The US Food and Drug Administration (FDA) has approved the first medicine ever for advanced forms of basal cell carcinoma (BCC), a generally localized skin cancer that in certain rare instances can spread (metastasize) to other parts of the body. The new oral drug, ErivedgeTM (vismodegib), is approved for the treatment of adults whose BCCs have metastasized or recurred after surgery, as well as those whose tumors are deemed untreatable with surgery or radiation.

Close to 2 million Americans each year develop BCC, the most common form of skin cancer.  While it can be disfiguring if not treated early, it generally remains confined to the original tumor site and highly curable. However, in rare cases it can spread to surrounding or distant parts of the body, causing severe deformity (including loss of eyesight or hearing) and potentially life-threatening loss of organ function.
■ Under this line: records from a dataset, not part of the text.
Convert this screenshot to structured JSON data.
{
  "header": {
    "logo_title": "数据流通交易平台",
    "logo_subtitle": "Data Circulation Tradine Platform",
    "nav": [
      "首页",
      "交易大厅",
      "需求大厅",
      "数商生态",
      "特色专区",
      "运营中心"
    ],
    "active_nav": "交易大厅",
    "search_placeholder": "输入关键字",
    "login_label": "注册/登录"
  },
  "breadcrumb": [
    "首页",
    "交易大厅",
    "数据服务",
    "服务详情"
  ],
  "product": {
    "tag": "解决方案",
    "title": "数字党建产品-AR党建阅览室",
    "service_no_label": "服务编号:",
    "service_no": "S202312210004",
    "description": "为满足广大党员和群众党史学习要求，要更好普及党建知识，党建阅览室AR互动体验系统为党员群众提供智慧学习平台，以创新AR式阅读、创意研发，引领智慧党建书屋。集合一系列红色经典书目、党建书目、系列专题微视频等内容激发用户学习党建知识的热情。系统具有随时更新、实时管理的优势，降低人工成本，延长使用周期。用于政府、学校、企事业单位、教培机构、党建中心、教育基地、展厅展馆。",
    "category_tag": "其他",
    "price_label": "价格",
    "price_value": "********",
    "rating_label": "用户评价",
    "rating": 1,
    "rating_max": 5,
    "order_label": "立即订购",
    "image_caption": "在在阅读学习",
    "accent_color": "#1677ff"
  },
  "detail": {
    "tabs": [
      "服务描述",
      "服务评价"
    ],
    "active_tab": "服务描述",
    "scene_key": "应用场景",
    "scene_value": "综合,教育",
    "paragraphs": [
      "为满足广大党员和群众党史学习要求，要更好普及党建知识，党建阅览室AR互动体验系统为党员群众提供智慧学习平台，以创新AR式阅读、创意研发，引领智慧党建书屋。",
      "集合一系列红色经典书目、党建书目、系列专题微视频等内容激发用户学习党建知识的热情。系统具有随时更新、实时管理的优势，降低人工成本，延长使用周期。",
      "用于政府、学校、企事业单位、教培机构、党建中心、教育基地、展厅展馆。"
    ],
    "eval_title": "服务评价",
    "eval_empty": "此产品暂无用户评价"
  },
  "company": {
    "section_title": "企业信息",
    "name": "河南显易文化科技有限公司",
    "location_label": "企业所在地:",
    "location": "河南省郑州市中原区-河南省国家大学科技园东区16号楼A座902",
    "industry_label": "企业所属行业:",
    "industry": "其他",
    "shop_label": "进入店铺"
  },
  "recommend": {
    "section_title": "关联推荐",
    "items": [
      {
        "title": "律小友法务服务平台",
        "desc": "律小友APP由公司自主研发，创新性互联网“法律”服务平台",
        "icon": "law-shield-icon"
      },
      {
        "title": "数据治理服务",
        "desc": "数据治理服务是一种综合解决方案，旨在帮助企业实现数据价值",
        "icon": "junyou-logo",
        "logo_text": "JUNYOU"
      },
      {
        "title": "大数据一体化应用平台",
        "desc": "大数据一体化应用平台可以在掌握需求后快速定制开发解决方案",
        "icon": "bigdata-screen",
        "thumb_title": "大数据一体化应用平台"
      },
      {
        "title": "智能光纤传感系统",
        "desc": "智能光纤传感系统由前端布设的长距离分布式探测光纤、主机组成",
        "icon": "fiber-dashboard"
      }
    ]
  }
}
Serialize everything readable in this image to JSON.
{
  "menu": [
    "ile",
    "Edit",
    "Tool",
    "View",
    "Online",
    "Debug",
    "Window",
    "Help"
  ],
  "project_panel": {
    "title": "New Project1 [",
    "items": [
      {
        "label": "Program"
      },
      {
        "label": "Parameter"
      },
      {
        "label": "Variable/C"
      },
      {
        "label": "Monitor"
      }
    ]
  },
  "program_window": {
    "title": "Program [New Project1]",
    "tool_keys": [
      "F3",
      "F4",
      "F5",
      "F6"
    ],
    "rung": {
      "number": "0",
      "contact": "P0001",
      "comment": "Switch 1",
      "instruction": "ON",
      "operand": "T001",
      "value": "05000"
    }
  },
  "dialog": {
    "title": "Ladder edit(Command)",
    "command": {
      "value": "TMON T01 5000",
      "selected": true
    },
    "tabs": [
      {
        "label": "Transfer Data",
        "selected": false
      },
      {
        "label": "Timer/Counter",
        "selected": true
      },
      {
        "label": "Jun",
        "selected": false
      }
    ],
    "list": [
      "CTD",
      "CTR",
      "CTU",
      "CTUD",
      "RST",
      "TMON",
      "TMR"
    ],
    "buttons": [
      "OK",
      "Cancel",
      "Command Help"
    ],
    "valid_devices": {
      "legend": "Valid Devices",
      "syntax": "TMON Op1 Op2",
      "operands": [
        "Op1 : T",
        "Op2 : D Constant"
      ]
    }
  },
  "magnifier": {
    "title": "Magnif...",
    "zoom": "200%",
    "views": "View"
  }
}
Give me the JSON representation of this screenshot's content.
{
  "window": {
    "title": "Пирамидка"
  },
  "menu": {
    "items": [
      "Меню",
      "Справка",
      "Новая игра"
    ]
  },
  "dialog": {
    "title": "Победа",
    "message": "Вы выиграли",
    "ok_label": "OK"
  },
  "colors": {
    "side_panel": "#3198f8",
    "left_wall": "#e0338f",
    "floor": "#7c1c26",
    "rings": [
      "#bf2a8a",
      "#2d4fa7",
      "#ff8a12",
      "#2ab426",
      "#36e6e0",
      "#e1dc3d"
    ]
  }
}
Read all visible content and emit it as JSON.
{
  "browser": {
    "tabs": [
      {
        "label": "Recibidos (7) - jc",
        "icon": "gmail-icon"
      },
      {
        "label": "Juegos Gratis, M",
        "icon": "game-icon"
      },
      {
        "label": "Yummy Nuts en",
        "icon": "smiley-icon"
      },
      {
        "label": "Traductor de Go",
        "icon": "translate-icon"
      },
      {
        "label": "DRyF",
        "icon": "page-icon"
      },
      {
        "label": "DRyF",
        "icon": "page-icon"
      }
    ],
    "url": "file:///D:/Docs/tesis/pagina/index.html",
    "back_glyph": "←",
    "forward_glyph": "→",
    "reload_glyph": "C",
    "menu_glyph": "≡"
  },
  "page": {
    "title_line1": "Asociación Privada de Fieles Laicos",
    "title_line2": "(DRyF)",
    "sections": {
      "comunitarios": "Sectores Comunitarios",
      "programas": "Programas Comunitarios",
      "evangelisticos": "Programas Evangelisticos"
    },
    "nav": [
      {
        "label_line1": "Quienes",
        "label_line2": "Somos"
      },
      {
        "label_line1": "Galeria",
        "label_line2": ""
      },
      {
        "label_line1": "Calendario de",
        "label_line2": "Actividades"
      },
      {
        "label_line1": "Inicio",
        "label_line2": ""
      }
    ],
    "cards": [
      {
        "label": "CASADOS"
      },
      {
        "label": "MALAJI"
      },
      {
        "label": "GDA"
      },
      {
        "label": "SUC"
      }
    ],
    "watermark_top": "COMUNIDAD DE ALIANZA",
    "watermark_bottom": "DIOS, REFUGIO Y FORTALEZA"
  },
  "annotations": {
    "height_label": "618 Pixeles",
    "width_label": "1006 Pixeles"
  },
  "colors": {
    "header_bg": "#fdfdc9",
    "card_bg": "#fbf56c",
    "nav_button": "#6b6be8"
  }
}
These advanced BCCs often may not be effectively treated with surgery or radiation.  Erivedge, developed by Genentech, a member of the Roche Group, helps to shrink these dangerous lesions.

Taken in capsule form once a day, the drug works by acting on the “Hedgehog signaling pathway,” which plays an important role in regulating proper growth and development in early life. It normally becomes inactive in adults, but abnormal Hedgehog signaling is linked to more than 90 percent of BCC cases. Erivedge is designed to inhibit this abnormal signaling in patients with advanced disease.

FDA approval of Erivedge was based on a multicenter Phase II study of 104 patients with advanced BCC. Erivedge shrank lesions in 43 percent of patients with locally advanced BCC and 30 percent of patients with metastatic BCC. Median duration of the response was 7.6 months.

Erivedge is not intended for pregnant women. It can also have side effects ranging from muscle spasms and hair loss to vomiting and diarrhea. Patients are advised to discuss these risks with their physician before taking Erivedge.